We hung out with Granny for a bit and she met my husband for the first time. She chatted with him and sized him up a bit and said, "He seems like a good man," which made me smile. At that age, they don't have to sugar coat anything if they don't want to, so I took it as the gospel. :-)

After dinner with them, we headed to the Dallas Galleria. Ice skating on the bottom, wall to wall shopping on three levels. The woman at the Celine shop just gave us the scoop on other shopping areas. We'll hit those tomorrow.

deep in the heart of TX

Actually, we're in Irving, Texas, next to Dallas. We're in town to visit with my aunt, uncle and my grandmother, who is turning 100 (!) next week. Amazing. We found a hotel deal (see basic business park view from our hotel balcony) not far from their place, and my uncle from LA arrived last night too. It's a mini-reunion! :-) I can't wait to see my grandmother. It's been a couple years.

Saturday, April 15, 2006


The weather in Seattle has decided to revert to its pre-spring incarnation with dark grey skies, winds, and major downpours. So we're feeling a little bit of cabin fever and have opted to head up to Vancouver for the day. So far, the weather is still a crap-a-thon on the way up, but at least we'll soon be rained on in another country. :-) We plan to hit Robson Street, maybe Chinatown, and wrap up with our customary dinner at Gotham Steakhouse in downtown with their awesome onion bread. We're 18 miles from the border crossing at Blaine. Oh Canada, here we come!
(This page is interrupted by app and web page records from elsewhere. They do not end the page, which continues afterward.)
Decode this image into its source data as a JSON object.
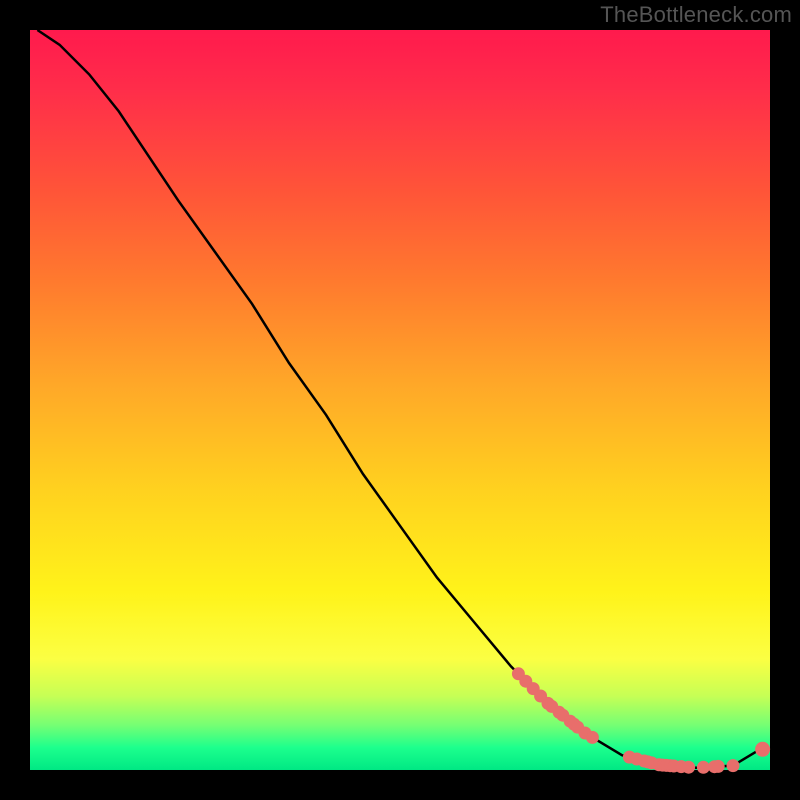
{
  "watermark": "TheBottleneck.com",
  "chart_data": {
    "type": "line",
    "title": "",
    "xlabel": "",
    "ylabel": "",
    "xlim": [
      0,
      100
    ],
    "ylim": [
      0,
      100
    ],
    "curve": [
      {
        "x": 1,
        "y": 100
      },
      {
        "x": 4,
        "y": 98
      },
      {
        "x": 8,
        "y": 94
      },
      {
        "x": 12,
        "y": 89
      },
      {
        "x": 16,
        "y": 83
      },
      {
        "x": 20,
        "y": 77
      },
      {
        "x": 25,
        "y": 70
      },
      {
        "x": 30,
        "y": 63
      },
      {
        "x": 35,
        "y": 55
      },
      {
        "x": 40,
        "y": 48
      },
      {
        "x": 45,
        "y": 40
      },
      {
        "x": 50,
        "y": 33
      },
      {
        "x": 55,
        "y": 26
      },
      {
        "x": 60,
        "y": 20
      },
      {
        "x": 65,
        "y": 14
      },
      {
        "x": 70,
        "y": 9
      },
      {
        "x": 75,
        "y": 5
      },
      {
        "x": 80,
        "y": 2
      },
      {
        "x": 85,
        "y": 0.7
      },
      {
        "x": 90,
        "y": 0.3
      },
      {
        "x": 95,
        "y": 0.6
      },
      {
        "x": 99,
        "y": 3
      }
    ],
    "points_on_curve_x": [
      66,
      67,
      68,
      69,
      70,
      70.5,
      71.5,
      72,
      73,
      73.5,
      74,
      75,
      76,
      81,
      82,
      83,
      83.5,
      84,
      85,
      85.5,
      86,
      86.5,
      87,
      88,
      89,
      91,
      92.5,
      93,
      95
    ],
    "extra_points": [
      {
        "x": 99,
        "y": 2.8
      }
    ],
    "colors": {
      "curve": "#000000",
      "points": "#e86e6b"
    }
  }
}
Update - Sunday morning

We did hit Gotham, twice. Once for beverages while we waited for alterations next door at Holt Renfrew, and later for dinner. I had the slab of salmon with a butter sauce, which actually was just so-so. I prefer a little more seasoning.

Jason, who makes awesome salmon and has basically spoiled me for any other kind but his, opted for lobster tails. We shared the sauteed button mushrooms and sauteed sugar snap peas, which were both delicious! The peas were crisp, just-sauteed, sweet, and flavorful. The service and atmosphere were great as usual. The waitstaff is nice and professional, but not stuffy. I had a great seat on the comfy couch by the front windows, with Jason across from me on their overstuffed chair. I had cheesecake with berry sauce for dessert (sorry, no picture), which basically filled me to the bursting point before we hit the road for home.

I slept (as usual) until the border, where we just missed the Nexus line closing by 7 minutes: it closes at 9pm. So we had to do something we haven't done since getting Nexus cards a couple years ago: wait in line at the border! Horrors! :-) It took about 15 minutes, which wasn't too bad, but that's an eternity compared to our usual 2-4 question session and quick wave through. For some reason, traffic on the other side heading into Canada was packed. It looked like at least an hour wait. I joked that maybe the administration had done something else idiotic while we'd been gone and we were seeing the front edge of a mass exodus from the U.S.

I took over driving duties at a gas station on the other side where we had the choice of paying $3.15, $3.08 or $2.98 per gallon for premium. What the hell?! A war, thousands dead and injured, billions spent, no foreseeable end to it all, neglected domestic issues, a prescription drug benefit program that stinks, AND $3/gallon gas?! Who okayed this moron?! But I digress.

Filling up cost $50 exactly. I almost felt bad until I looked over at the guy at the next pump gassing up his motor home to the tune of $100.01. Sheesh! I also noticed he had Veteran plates. Wonder what he thinks of Bush and all this. Wanted to ask but that's a bit personal for the pumps.

We made it home about 11:25pm. All in all, it was a great day trip.